> [Your assignment] Using the data below, copy every line that contains the word "icon".

(Items from an interface collection)
---
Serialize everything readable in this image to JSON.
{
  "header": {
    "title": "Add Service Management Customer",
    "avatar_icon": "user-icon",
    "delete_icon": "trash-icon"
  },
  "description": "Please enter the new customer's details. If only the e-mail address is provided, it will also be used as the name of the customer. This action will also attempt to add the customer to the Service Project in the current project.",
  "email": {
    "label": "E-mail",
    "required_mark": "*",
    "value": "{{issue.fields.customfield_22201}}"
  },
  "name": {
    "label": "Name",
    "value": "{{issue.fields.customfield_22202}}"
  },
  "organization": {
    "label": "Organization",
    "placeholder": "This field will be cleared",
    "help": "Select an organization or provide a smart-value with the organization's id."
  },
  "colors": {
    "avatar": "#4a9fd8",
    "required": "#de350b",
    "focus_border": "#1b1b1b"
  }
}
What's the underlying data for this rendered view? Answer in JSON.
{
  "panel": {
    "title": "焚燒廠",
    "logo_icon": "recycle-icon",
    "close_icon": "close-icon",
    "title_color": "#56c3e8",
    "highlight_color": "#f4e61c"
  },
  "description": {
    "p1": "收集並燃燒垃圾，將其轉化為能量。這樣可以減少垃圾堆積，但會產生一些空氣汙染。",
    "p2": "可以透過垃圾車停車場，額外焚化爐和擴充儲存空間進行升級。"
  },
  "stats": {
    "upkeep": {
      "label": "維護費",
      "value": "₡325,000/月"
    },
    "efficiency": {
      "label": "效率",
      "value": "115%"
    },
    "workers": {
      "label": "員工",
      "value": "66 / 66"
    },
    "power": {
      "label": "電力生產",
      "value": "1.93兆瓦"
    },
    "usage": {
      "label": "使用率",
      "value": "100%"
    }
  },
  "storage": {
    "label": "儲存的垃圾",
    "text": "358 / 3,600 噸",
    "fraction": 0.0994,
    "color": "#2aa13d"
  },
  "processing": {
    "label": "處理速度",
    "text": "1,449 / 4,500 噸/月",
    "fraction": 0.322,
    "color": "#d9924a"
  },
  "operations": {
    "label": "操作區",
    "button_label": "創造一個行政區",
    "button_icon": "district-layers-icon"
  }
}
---
> [Answer box]
    "avatar_icon": "user-icon",
    "delete_icon": "trash-icon"
    "logo_icon": "recycle-icon",
    "close_icon": "close-icon",
    "button_icon": "district-layers-icon"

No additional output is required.